Statins are highly effective treatments for the prevention of heart disease. Guidelines recommend the use of statins in patients who are at high risk of developing heart disease.
- Patients who do not have heart disease, but are classified as ‘high-risk’ – patients who are older, smoke, have diabetes, higher blood pressure and cholesterol levels – should be recommended statins.
- Statins are not recommended for patients classified as low–risk – generally younger people who are in good health.
- However, it is not known to what extent GPs follow guidelines in routine clinical practice and what influences their prescribing decisions.
- This research analysed 365,718 patient records from 421 general practices in the UK focusing on patients who did not already have heart disease.
- The records showed that only 3 in 10 high -risk patients were started on statins. Most high -risk patients missed out on treatment despite the fact that the average patient would have consulted their GP eleven times over the two year study period.
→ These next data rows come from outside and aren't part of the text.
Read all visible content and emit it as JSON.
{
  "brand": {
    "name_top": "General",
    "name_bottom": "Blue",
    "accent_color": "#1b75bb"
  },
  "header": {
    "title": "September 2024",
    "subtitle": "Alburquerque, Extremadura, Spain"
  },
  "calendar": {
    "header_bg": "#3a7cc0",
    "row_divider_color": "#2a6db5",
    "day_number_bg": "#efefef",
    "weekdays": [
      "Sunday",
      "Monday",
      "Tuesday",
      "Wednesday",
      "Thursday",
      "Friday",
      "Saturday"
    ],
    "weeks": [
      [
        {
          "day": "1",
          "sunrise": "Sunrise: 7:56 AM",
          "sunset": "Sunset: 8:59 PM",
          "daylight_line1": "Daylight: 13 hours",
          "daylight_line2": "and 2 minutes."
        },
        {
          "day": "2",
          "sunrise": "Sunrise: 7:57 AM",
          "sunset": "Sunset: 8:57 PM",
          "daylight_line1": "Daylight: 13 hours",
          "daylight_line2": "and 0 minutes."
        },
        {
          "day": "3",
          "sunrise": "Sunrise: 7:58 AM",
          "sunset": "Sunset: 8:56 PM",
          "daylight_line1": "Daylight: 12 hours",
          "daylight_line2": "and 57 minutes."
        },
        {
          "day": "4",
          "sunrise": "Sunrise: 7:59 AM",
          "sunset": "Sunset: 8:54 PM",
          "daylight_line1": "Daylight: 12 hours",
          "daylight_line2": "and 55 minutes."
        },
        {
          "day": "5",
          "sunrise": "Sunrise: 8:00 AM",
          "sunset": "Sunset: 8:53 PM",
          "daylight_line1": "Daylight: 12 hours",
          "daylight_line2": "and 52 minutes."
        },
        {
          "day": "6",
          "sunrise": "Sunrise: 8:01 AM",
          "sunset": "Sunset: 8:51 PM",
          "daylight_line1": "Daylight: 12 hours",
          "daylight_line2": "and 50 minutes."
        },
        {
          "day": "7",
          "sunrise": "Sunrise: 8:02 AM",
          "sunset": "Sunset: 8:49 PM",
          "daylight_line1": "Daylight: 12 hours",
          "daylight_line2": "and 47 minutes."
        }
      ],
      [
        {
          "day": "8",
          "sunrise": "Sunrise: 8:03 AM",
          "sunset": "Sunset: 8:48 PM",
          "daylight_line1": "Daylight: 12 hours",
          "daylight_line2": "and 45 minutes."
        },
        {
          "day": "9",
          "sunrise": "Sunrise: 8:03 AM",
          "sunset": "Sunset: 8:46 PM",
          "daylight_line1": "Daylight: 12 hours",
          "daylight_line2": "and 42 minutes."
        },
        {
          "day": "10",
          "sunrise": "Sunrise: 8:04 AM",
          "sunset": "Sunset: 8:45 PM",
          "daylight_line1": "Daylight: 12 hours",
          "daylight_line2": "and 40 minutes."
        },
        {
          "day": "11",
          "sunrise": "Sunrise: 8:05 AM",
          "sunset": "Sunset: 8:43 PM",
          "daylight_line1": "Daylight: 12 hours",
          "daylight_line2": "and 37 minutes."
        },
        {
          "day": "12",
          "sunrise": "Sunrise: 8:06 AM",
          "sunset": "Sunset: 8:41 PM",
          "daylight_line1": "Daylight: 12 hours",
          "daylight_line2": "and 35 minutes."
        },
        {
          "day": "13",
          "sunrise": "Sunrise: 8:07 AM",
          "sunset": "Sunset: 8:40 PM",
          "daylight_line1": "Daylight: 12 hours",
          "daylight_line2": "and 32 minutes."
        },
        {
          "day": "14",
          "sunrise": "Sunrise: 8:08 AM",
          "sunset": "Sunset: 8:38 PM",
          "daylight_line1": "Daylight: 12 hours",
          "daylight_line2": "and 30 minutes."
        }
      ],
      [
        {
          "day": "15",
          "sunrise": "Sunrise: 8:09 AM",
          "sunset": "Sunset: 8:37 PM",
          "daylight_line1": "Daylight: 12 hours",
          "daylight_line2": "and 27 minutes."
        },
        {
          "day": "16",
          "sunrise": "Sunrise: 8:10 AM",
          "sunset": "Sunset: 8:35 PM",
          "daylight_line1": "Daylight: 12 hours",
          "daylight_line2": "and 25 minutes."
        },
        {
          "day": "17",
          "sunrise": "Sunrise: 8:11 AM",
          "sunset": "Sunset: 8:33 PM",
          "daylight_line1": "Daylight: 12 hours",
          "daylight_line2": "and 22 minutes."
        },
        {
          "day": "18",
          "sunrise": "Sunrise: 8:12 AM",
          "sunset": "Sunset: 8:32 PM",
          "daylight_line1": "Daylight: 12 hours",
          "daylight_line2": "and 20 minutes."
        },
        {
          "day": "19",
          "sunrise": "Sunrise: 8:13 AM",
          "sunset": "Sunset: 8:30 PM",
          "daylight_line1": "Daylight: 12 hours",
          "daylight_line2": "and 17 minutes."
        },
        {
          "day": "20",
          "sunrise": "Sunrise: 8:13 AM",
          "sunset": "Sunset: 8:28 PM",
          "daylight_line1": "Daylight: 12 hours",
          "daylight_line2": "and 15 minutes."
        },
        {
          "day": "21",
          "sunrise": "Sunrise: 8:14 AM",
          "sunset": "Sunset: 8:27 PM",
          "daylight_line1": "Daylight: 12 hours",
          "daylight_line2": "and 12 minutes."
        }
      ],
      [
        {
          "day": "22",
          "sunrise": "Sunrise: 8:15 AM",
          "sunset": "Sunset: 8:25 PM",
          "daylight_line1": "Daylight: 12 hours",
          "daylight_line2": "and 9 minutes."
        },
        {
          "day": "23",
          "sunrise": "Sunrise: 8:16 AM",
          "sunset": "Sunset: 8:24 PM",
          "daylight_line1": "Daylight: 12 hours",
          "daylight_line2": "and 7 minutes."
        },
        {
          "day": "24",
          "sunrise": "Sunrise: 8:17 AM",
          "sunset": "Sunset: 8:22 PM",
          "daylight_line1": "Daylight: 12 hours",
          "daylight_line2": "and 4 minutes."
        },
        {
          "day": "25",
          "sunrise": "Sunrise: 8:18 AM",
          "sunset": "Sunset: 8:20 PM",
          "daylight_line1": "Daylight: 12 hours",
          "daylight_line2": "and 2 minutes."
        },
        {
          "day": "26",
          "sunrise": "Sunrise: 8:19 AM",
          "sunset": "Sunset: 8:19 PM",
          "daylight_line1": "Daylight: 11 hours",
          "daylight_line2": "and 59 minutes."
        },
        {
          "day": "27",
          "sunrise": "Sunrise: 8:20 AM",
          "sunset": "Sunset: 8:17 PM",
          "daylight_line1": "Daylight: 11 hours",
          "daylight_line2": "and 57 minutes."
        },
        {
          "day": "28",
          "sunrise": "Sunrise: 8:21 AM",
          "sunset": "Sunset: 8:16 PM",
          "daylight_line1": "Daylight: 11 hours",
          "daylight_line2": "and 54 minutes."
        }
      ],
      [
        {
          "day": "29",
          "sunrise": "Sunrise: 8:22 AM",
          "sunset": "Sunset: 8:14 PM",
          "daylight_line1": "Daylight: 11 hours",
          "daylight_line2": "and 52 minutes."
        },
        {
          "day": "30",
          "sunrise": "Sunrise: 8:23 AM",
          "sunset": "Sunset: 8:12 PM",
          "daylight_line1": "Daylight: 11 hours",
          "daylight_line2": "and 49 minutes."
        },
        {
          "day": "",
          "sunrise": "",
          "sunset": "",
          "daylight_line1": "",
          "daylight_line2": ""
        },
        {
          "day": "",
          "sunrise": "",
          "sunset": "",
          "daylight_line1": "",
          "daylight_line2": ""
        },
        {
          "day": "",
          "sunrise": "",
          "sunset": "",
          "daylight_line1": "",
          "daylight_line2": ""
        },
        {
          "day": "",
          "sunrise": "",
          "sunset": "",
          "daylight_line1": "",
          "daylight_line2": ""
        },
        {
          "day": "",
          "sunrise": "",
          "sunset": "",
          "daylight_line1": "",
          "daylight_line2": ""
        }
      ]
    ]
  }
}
- At the same time, 1 in 10 low -risk patients were started on treatment, meaning that many were over -treated.
- During this period, over 50,000 patients were started on statins, but only 21,000 (42%) could be thought of as high -risk.
- Patients aged over 65 years, those with diabetes, and those who consulted their GP more frequently were more likely to be started on statins